RECORDS FOR THIS EXERCISE →
BEGIN
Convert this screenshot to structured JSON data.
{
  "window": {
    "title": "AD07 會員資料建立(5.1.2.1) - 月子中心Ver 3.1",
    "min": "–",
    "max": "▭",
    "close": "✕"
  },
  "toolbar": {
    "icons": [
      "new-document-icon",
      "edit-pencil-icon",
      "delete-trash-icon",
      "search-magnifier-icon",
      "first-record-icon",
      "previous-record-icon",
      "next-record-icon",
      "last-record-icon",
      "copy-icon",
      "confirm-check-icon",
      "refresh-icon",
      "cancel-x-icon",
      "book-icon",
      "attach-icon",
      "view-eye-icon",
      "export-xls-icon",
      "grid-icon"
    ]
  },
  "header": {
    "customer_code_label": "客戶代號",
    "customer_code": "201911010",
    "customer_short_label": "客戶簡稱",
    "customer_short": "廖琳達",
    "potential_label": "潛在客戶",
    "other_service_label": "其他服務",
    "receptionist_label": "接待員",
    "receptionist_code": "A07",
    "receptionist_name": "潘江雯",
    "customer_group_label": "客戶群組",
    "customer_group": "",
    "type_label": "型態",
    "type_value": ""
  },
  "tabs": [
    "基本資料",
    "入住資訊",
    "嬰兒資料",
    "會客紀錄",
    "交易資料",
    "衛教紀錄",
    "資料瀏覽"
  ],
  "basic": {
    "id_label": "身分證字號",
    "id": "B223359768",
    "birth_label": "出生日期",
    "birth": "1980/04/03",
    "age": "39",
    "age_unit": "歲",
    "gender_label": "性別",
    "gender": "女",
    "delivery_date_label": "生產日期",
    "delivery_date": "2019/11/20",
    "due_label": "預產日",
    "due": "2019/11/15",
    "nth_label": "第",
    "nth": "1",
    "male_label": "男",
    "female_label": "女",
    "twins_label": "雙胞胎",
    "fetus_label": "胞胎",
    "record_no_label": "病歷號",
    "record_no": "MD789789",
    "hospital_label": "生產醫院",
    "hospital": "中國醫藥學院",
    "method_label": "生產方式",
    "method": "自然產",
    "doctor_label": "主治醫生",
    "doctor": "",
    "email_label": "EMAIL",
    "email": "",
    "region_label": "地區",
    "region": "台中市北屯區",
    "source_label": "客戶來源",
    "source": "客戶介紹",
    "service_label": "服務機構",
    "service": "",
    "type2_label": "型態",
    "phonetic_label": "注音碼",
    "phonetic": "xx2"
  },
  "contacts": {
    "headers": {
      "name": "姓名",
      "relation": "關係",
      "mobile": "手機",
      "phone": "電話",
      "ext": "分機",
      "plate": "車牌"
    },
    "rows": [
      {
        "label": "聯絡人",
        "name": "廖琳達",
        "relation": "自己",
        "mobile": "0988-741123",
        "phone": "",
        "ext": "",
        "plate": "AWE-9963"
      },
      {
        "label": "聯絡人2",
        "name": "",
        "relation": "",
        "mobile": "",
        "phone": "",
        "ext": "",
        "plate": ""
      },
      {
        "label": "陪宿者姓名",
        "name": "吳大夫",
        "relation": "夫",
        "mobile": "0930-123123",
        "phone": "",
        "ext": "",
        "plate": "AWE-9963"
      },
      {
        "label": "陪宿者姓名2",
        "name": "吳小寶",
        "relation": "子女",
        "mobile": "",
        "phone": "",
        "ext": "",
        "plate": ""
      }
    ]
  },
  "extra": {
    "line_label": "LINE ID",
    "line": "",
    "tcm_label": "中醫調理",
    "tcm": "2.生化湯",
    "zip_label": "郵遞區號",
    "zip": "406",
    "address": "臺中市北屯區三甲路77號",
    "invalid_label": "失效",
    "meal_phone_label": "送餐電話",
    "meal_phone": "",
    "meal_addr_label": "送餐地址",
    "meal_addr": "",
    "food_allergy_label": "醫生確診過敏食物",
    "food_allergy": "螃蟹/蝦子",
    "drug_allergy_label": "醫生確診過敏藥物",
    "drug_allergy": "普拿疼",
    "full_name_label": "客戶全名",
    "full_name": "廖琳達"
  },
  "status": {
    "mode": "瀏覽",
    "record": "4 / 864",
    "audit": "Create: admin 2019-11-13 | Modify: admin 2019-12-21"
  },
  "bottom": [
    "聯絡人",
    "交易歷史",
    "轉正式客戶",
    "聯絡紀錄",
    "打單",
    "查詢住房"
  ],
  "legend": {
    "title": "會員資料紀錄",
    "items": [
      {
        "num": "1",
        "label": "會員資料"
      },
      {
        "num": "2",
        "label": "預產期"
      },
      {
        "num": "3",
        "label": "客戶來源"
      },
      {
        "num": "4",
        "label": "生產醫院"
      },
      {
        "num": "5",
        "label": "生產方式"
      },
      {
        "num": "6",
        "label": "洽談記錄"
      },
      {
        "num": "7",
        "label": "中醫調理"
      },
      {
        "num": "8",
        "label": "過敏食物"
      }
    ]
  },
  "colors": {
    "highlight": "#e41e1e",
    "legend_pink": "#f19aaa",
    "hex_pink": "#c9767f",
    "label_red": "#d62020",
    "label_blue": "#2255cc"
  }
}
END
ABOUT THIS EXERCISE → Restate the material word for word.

COMPLETED TASK →
Convert this screenshot to structured JSON data.
{
  "window": {
    "title": "AD07 會員資料建立(5.1.2.1) - 月子中心Ver 3.1",
    "min": "–",
    "max": "▭",
    "close": "✕"
  },
  "toolbar": {
    "icons": [
      "new-document-icon",
      "edit-pencil-icon",
      "delete-trash-icon",
      "search-magnifier-icon",
      "first-record-icon",
      "previous-record-icon",
      "next-record-icon",
      "last-record-icon",
      "copy-icon",
      "confirm-check-icon",
      "refresh-icon",
      "cancel-x-icon",
      "book-icon",
      "attach-icon",
      "view-eye-icon",
      "export-xls-icon",
      "grid-icon"
    ]
  },
  "header": {
    "customer_code_label": "客戶代號",
    "customer_code": "201911010",
    "customer_short_label": "客戶簡稱",
    "customer_short": "廖琳達",
    "potential_label": "潛在客戶",
    "other_service_label": "其他服務",
    "receptionist_label": "接待員",
    "receptionist_code": "A07",
    "receptionist_name": "潘江雯",
    "customer_group_label": "客戶群組",
    "customer_group": "",
    "type_label": "型態",
    "type_value": ""
  },
  "tabs": [
    "基本資料",
    "入住資訊",
    "嬰兒資料",
    "會客紀錄",
    "交易資料",
    "衛教紀錄",
    "資料瀏覽"
  ],
  "basic": {
    "id_label": "身分證字號",
    "id": "B223359768",
    "birth_label": "出生日期",
    "birth": "1980/04/03",
    "age": "39",
    "age_unit": "歲",
    "gender_label": "性別",
    "gender": "女",
    "delivery_date_label": "生產日期",
    "delivery_date": "2019/11/20",
    "due_label": "預產日",
    "due": "2019/11/15",
    "nth_label": "第",
    "nth": "1",
    "male_label": "男",
    "female_label": "女",
    "twins_label": "雙胞胎",
    "fetus_label": "胞胎",
    "record_no_label": "病歷號",
    "record_no": "MD789789",
    "hospital_label": "生產醫院",
    "hospital": "中國醫藥學院",
    "method_label": "生產方式",
    "method": "自然產",
    "doctor_label": "主治醫生",
    "doctor": "",
    "email_label": "EMAIL",
    "email": "",
    "region_label": "地區",
    "region": "台中市北屯區",
    "source_label": "客戶來源",
    "source": "客戶介紹",
    "service_label": "服務機構",
    "service": "",
    "type2_label": "型態",
    "phonetic_label": "注音碼",
    "phonetic": "xx2"
  },
  "contacts": {
    "headers": {
      "name": "姓名",
      "relation": "關係",
      "mobile": "手機",
      "phone": "電話",
      "ext": "分機",
      "plate": "車牌"
    },
    "rows": [
      {
        "label": "聯絡人",
        "name": "廖琳達",
        "relation": "自己",
        "mobile": "0988-741123",
        "phone": "",
        "ext": "",
        "plate": "AWE-9963"
      },
      {
        "label": "聯絡人2",
        "name": "",
        "relation": "",
        "mobile": "",
        "phone": "",
        "ext": "",
        "plate": ""
      },
      {
        "label": "陪宿者姓名",
        "name": "吳大夫",
        "relation": "夫",
        "mobile": "0930-123123",
        "phone": "",
        "ext": "",
        "plate": "AWE-9963"
      },
      {
        "label": "陪宿者姓名2",
        "name": "吳小寶",
        "relation": "子女",
        "mobile": "",
        "phone": "",
        "ext": "",
        "plate": ""
      }
    ]
  },
  "extra": {
    "line_label": "LINE ID",
    "line": "",
    "tcm_label": "中醫調理",
    "tcm": "2.生化湯",
    "zip_label": "郵遞區號",
    "zip": "406",
    "address": "臺中市北屯區三甲路77號",
    "invalid_label": "失效",
    "meal_phone_label": "送餐電話",
    "meal_phone": "",
    "meal_addr_label": "送餐地址",
    "meal_addr": "",
    "food_allergy_label": "醫生確診過敏食物",
    "food_allergy": "螃蟹/蝦子",
    "drug_allergy_label": "醫生確診過敏藥物",
    "drug_allergy": "普拿疼",
    "full_name_label": "客戶全名",
    "full_name": "廖琳達"
  },
  "status": {
    "mode": "瀏覽",
    "record": "4 / 864",
    "audit": "Create: admin 2019-11-13 | Modify: admin 2019-12-21"
  },
  "bottom": [
    "聯絡人",
    "交易歷史",
    "轉正式客戶",
    "聯絡紀錄",
    "打單",
    "查詢住房"
  ],
  "legend": {
    "title": "會員資料紀錄",
    "items": [
      {
        "num": "1",
        "label": "會員資料"
      },
      {
        "num": "2",
        "label": "預產期"
      },
      {
        "num": "3",
        "label": "客戶來源"
      },
      {
        "num": "4",
        "label": "生產醫院"
      },
      {
        "num": "5",
        "label": "生產方式"
      },
      {
        "num": "6",
        "label": "洽談記錄"
      },
      {
        "num": "7",
        "label": "中醫調理"
      },
      {
        "num": "8",
        "label": "過敏食物"
      }
    ]
  },
  "colors": {
    "highlight": "#e41e1e",
    "legend_pink": "#f19aaa",
    "hex_pink": "#c9767f",
    "label_red": "#d62020",
    "label_blue": "#2255cc"
  }
}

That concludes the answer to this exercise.